Colonial Williamsburg Foundation Fellowship in 3D Visualization

Brian Emery,  Associate Professor of Photography.

 Fashion Institute of Technology, State University of New York.

 

A John D. Rockefeller Jr. Library Fellow’s Forum

4:00 p.m., Tuesday, June 21, 2016

Rockefeller Library, room 225

Previous Work:

Multiple Images and the Panorama

Panorama- To View All

Late 18th century word derived from the English "pan" meaning "all" and the Greek "horama" meaning view.

Contact

Most often, panoramic photography is created by stitching together multiple images.  Traditionally this is done with a single row of photographs to simulate the act of swiveling one's head.

By breaking out of the single row method, the camera can be freed to better represent the act of "looking around".  These images are created using a 35mm handheld camera, photographing between 30-150 frames per image over the course of about an hour.

The "placescape" is composed from many individual frames, recombined to create a continuous image of the time spent in-place.

This new reality is a collage of time; many fragmented moments pulled from their chronology and blended into a unified story of the place.

The resulting image becomes an intermediary- an object acting as a stand-in for the place I was experiencing, allowing the viewer to have an interactive experience simulating my time "looking around".

Technological Ways of Seeing

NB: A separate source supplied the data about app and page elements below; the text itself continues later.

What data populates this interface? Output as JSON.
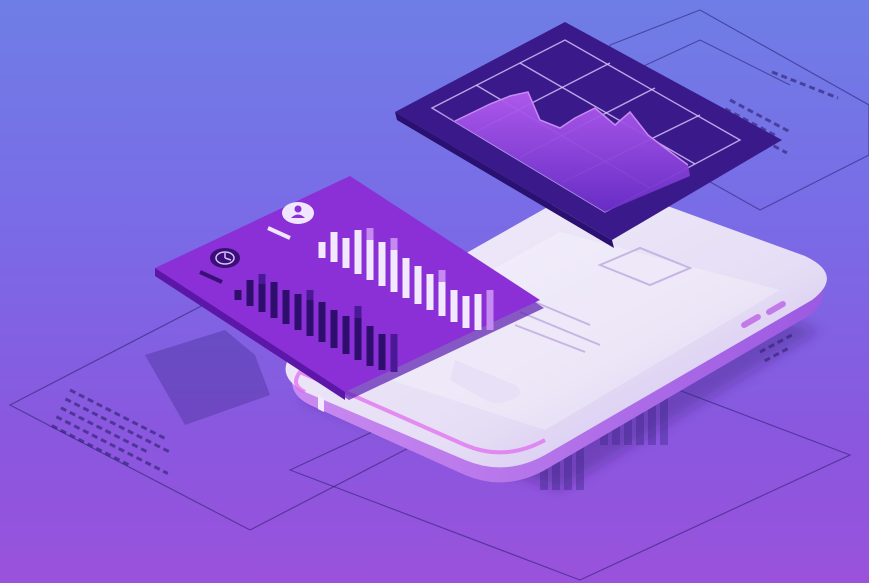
{
  "colors": {
    "background_top": "#6f7ee6",
    "background_bottom": "#9a52dc",
    "panel_purple": "#8b2fd6",
    "panel_dark": "#3c1a86",
    "phone_light": "#e9e2f6",
    "accent_pink": "#e066f0"
  },
  "icons": {
    "user": "user-icon",
    "clock": "clock-icon"
  }
}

The predominant media/technology a culture uses to represent itself, affects the way that culture sees.  Inversely, the way a culture sees

(and sees itself) affects the media/technology that culture uses to represent itself.  Picturemaking utilizing multiple images is the predominant technological way of seeing in our culture.

NASA Curiosity Mars Rover Panorama, 2015

Gigapan

The Gigapan is a programmable robotic device for consumer cameras that creates panoramic images from 1000+ captures.

EyeTour

Field Recordings

3D Scanning

The logical next step- using a 3D scanning device to capture tens of thousands of images to define a space or object in a 3D mesh.

Perhaps scanning is a more accurate metaphor for our experience than the single photograph. As we move through space we are constantly scanning the world around us (this probably comes from our ancestral roots?  Hunting and avoiding predators, gathering edibles and survival tools in the environment?).

When we "investigate" something we move around the thing looking at it from all angles and perspectives- inside, outside, on top of, all around etc.

Ancient Space

Farview Passageway.  Mesa Verde, CO.  2015.

3D printed photograph.

Gypsum, pigment and cyanoacrylate.

Size variable.

Firehouse Dwelling.  Mule Canyon, UT.  2015.

3D printed photograph.

Gypsum, pigment and cyanoacrylate.

Size variable.

Firehouse Dwelling.  Mule Canyon, UT.  2015.

Pigment print.

Size variable.

Farview House, Stair.  Mesa Verde, CO.  2015.

Pigment print.

Size variable.

Farview House.  Mesa Verde, CO.  2015.

Pigment print.

Size variable.

Rock Spring.  Embudo, NM.  2015.

Pigment print.

Size variable.

Antelope Canyon.  Navajo Nation, AZ.  2015.

Pigment print.

Size variable.

Antelope Canyon.  Navajo Nation, AZ.  2015.

Pigment print.

Size variable.

Antelope Canyon.  Navajo Nation, AZ.  2015.

Pigment print.

Size variable.

CWF Project:

Robert Carter House Attic

Carter House Attic- Camera Animation

2016

Carter House Attic- Fusion Animation

2016

What is the Story that Needs to be Experienced?

“We comfort ourselves by reliving memories of protection. Something closed must retain our memories, while leaving them their original value as images. Memories of the outside world will never have the same tonality as those of home and, by recalling these memories, we add to our store of dreams; we are never real historians, but always near poets, and our emotion is perhaps nothing but an expression of a poetry that was lost.”

― Gaston Bachelard, The Poetics of Space  1958